All of this highlights the need to more richly fund the Lifeboat Foundation in general and the Lifeboat Foundation’s NanoShield program in particular so that truly transformative technologies like these can be brought to market in a way that minimizes the risks of their powers being used for ill.

If you can, please consider donating to the Lifeboat Foundation. Every dollar helps us to safely bring a better world into being. The species you help save may be your own.


Via the Global Security Newswire:

WASHINGTON — The United Kingdom announced today that it had finished destroying thousands of decades-old chemical weapons (see GSN, June 6, 2002).

The elimination of the last known “legacy” munitions containing agents such as sulfur mustard and phosgene is in keeping with the nation’s obligations under the Chemical Weapon Convention, a Defense Ministry spokesman said.

The British military began using chemical weapons in World War I, and maintained an offensive program until 1956. The Porton Down research facility was already regularly destroying weapons when the treaty entered into force in the United Kingdom in 1997. A total of 7,000 munitions have been destroyed since 1989, with work ending on March 7.

The 3,812 weapons eliminated at Porton Down over the last decade were recovered individually or in small numbers from existing or former military sites. Most dated from 1939 to 1945, The Herald newspaper reported. The artillery and mortar shells were “rusty, old, they couldn’t be used,” the Defense Ministry spokesman said.

Some weapons were drained of agent and then incinerated, while others were detonated if they were found not to contain any dangerous substances. The entire project cost nearly $20 million.

Though chemical weapons are not really an existential threat today, when combined with nanotechnological delivery vectors they could become effective across incredible ranges. Relinquishment of chemical weapons is also proof that nations are willing to give up a class of weapons when it is this inhumane.

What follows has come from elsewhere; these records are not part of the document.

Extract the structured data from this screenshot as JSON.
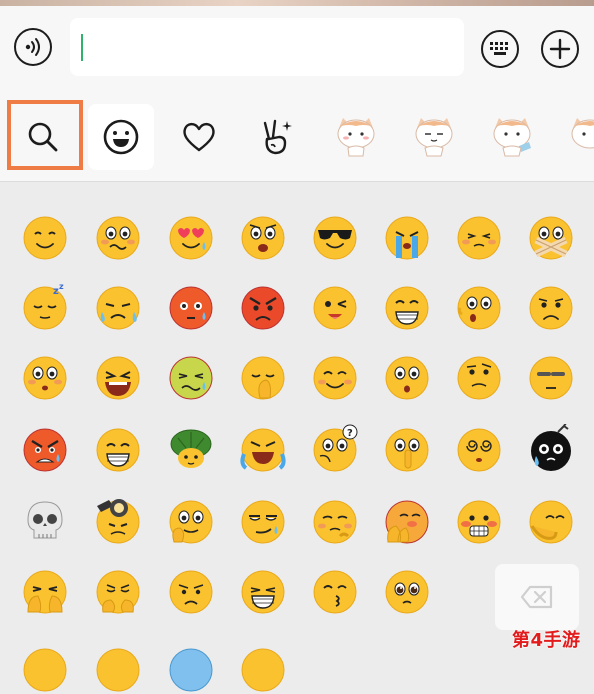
{
  "input_bar": {
    "text_value": "",
    "left_button": "voice-input",
    "right_buttons": [
      "keyboard",
      "more-plus"
    ]
  },
  "tabs": [
    {
      "icon": "search-icon",
      "active": false,
      "highlighted": true
    },
    {
      "icon": "smiley-icon",
      "active": true
    },
    {
      "icon": "heart-icon",
      "active": false
    },
    {
      "icon": "victory-hand-icon",
      "active": false
    },
    {
      "icon": "cat-sticker-1",
      "active": false
    },
    {
      "icon": "cat-sticker-2",
      "active": false
    },
    {
      "icon": "cat-sticker-3",
      "active": false
    },
    {
      "icon": "cat-sticker-4",
      "active": false
    }
  ],
  "emoji_grid": [
    [
      "smile",
      "awkward",
      "heart-eyes",
      "stare",
      "cool",
      "bawl",
      "shy",
      "shut-mouth"
    ],
    [
      "sleep",
      "cry",
      "angry-red",
      "mad",
      "wink",
      "grin",
      "surprised",
      "frown"
    ],
    [
      "blush-wonder",
      "lol",
      "sick",
      "facepalm",
      "happy",
      "shocked",
      "thinking",
      "speechless"
    ],
    [
      "furious",
      "giggle",
      "turtle",
      "sob-laugh",
      "question",
      "shush",
      "dizzy",
      "bomb-face"
    ],
    [
      "skull",
      "hammer",
      "chin-touch",
      "smirk",
      "pout",
      "blush-hands",
      "teeth",
      "hug"
    ],
    [
      "cover-mouth",
      "sad-hands",
      "sigh",
      "hehe",
      "kiss",
      "pleading",
      "",
      ""
    ]
  ],
  "backspace": "backspace-key",
  "watermark": "第4手游",
  "colors": {
    "accent_highlight": "#ef7b45",
    "caret": "#2fb36b",
    "emoji_yellow": "#f9c22e",
    "watermark_red": "#e21c1c"
  }
}
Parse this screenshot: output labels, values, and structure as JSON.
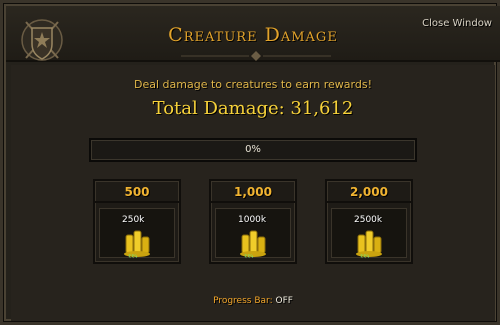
{
  "window": {
    "title": "Creature Damage",
    "close_label": "Close Window"
  },
  "intro": "Deal damage to creatures to earn rewards!",
  "total_damage": "Total Damage: 31,612",
  "progress": {
    "text": "0%",
    "fraction": 0
  },
  "tiers": [
    {
      "threshold": "500",
      "reward_amount": "250k",
      "reward_icon": "coins-icon"
    },
    {
      "threshold": "1,000",
      "reward_amount": "1000k",
      "reward_icon": "coins-icon"
    },
    {
      "threshold": "2,000",
      "reward_amount": "2500k",
      "reward_icon": "coins-icon"
    }
  ],
  "footer": {
    "label": "Progress Bar:",
    "value": "OFF"
  },
  "colors": {
    "title": "#e2a32b",
    "total": "#f7d23a",
    "tier_label": "#f1b431",
    "coin": "#e9c21e"
  }
}
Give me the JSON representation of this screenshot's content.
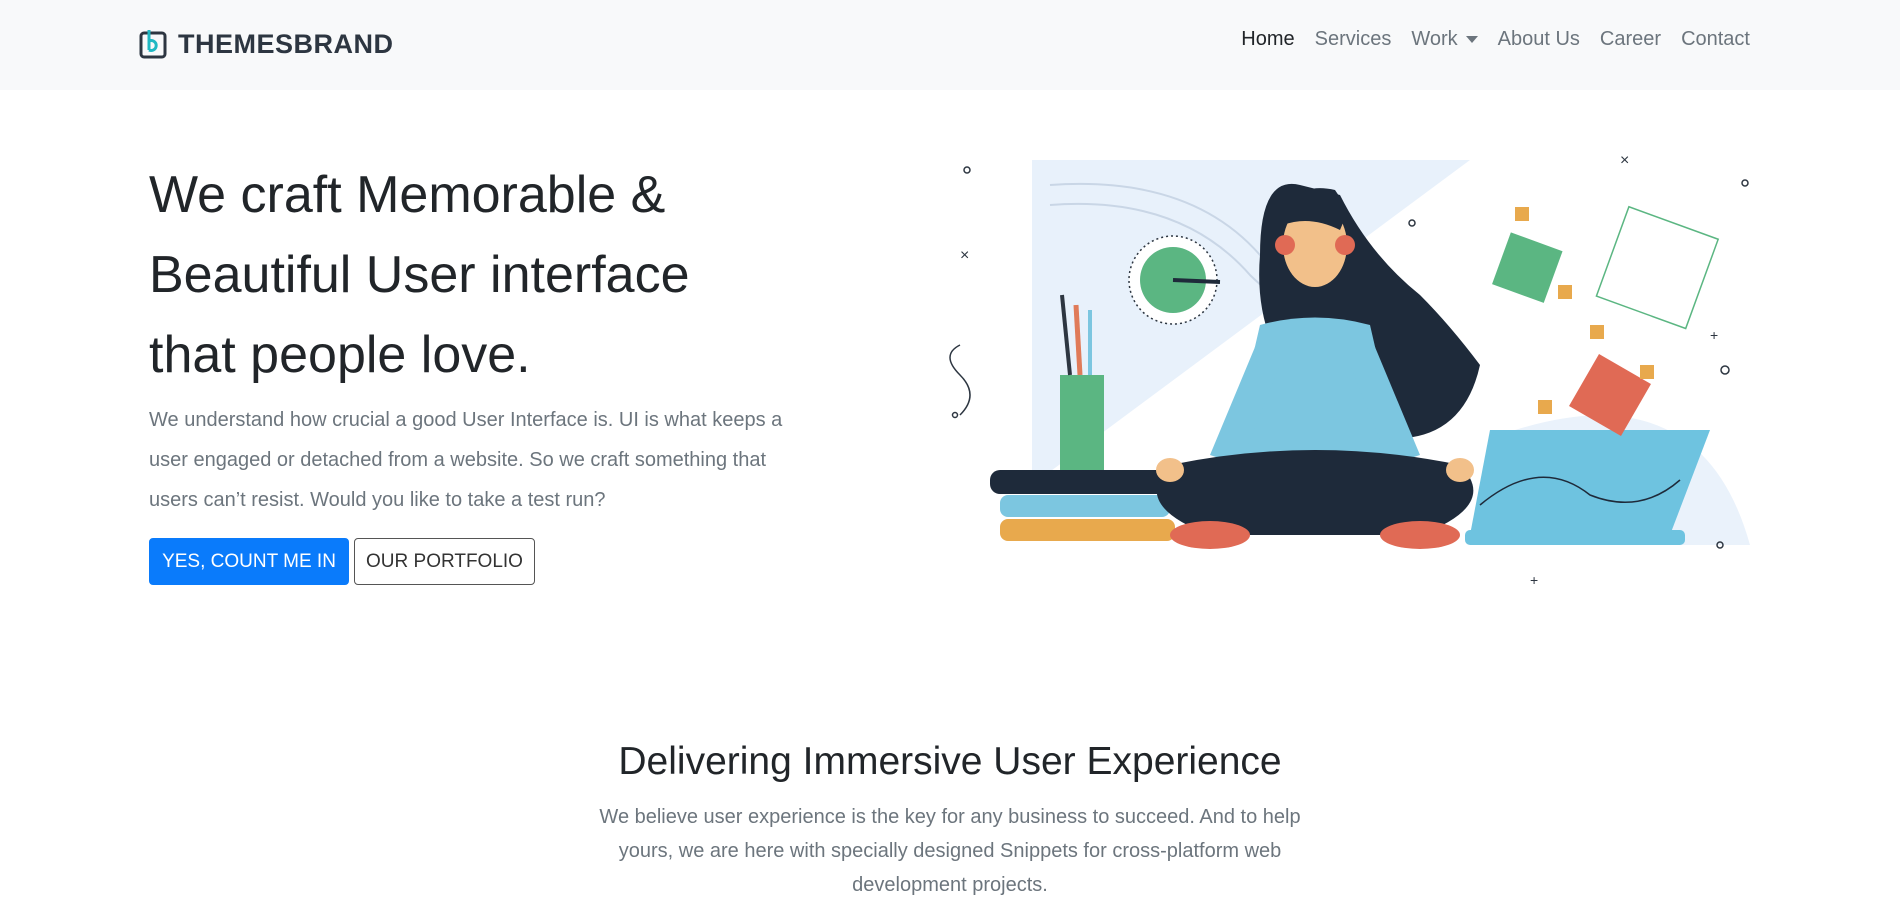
{
  "brand": {
    "name": "THEMESBRAND",
    "logo_icon": "b-square-logo-icon"
  },
  "nav": {
    "items": [
      {
        "label": "Home",
        "active": true
      },
      {
        "label": "Services"
      },
      {
        "label": "Work",
        "dropdown": true
      },
      {
        "label": "About Us"
      },
      {
        "label": "Career"
      },
      {
        "label": "Contact"
      }
    ]
  },
  "hero": {
    "title_line1": "We craft Memorable &",
    "title_line2": "Beautiful User interface",
    "title_line3": "that people love.",
    "description": "We understand how crucial a good User Interface is. UI is what keeps a user engaged or detached from a website. So we craft something that users can’t resist. Would you like to take a test run?",
    "primary_button": "YES, COUNT ME IN",
    "secondary_button": "OUR PORTFOLIO",
    "illustration": "meditating-woman-illustration"
  },
  "section": {
    "title": "Delivering Immersive User Experience",
    "description": "We believe user experience is the key for any business to succeed. And to help yours, we are here with specially designed Snippets for cross-platform web development projects."
  },
  "colors": {
    "primary": "#0a7bfb",
    "navbar_bg": "#f8f9fa",
    "muted_text": "#6c757d",
    "brand_accent": "#1fb8c3"
  }
}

Using lasers and tuning forks, researchers at Pacific Northwest National Laboratory have developed a chemical weapon agent sensing technique that promises to meet or exceed current and emerging defense and homeland security chemical detection requirements. The technique, called Quartz Laser Photo-Acoustic Sensing, or “QPAS,” is now ready for prototyping and field testing.

PNNL, a Department of Energy national laboratory, has demonstrated QPAS’s ability to detect gaseous nerve agent surrogates. In one test, researchers used diisopropyl methyl phosphonate (DIMP), which is a chemical compound that’s similar to sarin. QPAS detected DIMP at the sub-part-per-billion level in less than one minute. The miniscule level is similar to letting one drop of liquid DIMP evaporate into a volume of air that would fill more than two Olympic-size swimming pools.

“QPAS is an extremely sensitive and selective chemical detection technique that can be miniaturized and yet is still practical to operate in field environments,” said Michael Wojcik, a research scientist at PNNL. “The laser, tuning fork and other technology needed for QPAS are so simple, and yet robust, that further development is a low-risk investment, and we’re eager to take it to the next level.”

The instrument is based on Laser Photo-Acoustic Sensing, or LPAS, and infrared Quantum Cascade Lasers, or QCLs. LPAS is an exquisitely sensitive form of optical absorption spectroscopy, where a pulsed laser beam creates a brief absorption in a sample gas, which in turn creates a very small acoustic signal. A miniature quartz tuning fork acts as a “microphone” to record the resulting sound wave.

It would probably be a good idea to have these installed all over major cities. Such an action would radically improve the government’s ability to quickly respond to a chemical disaster.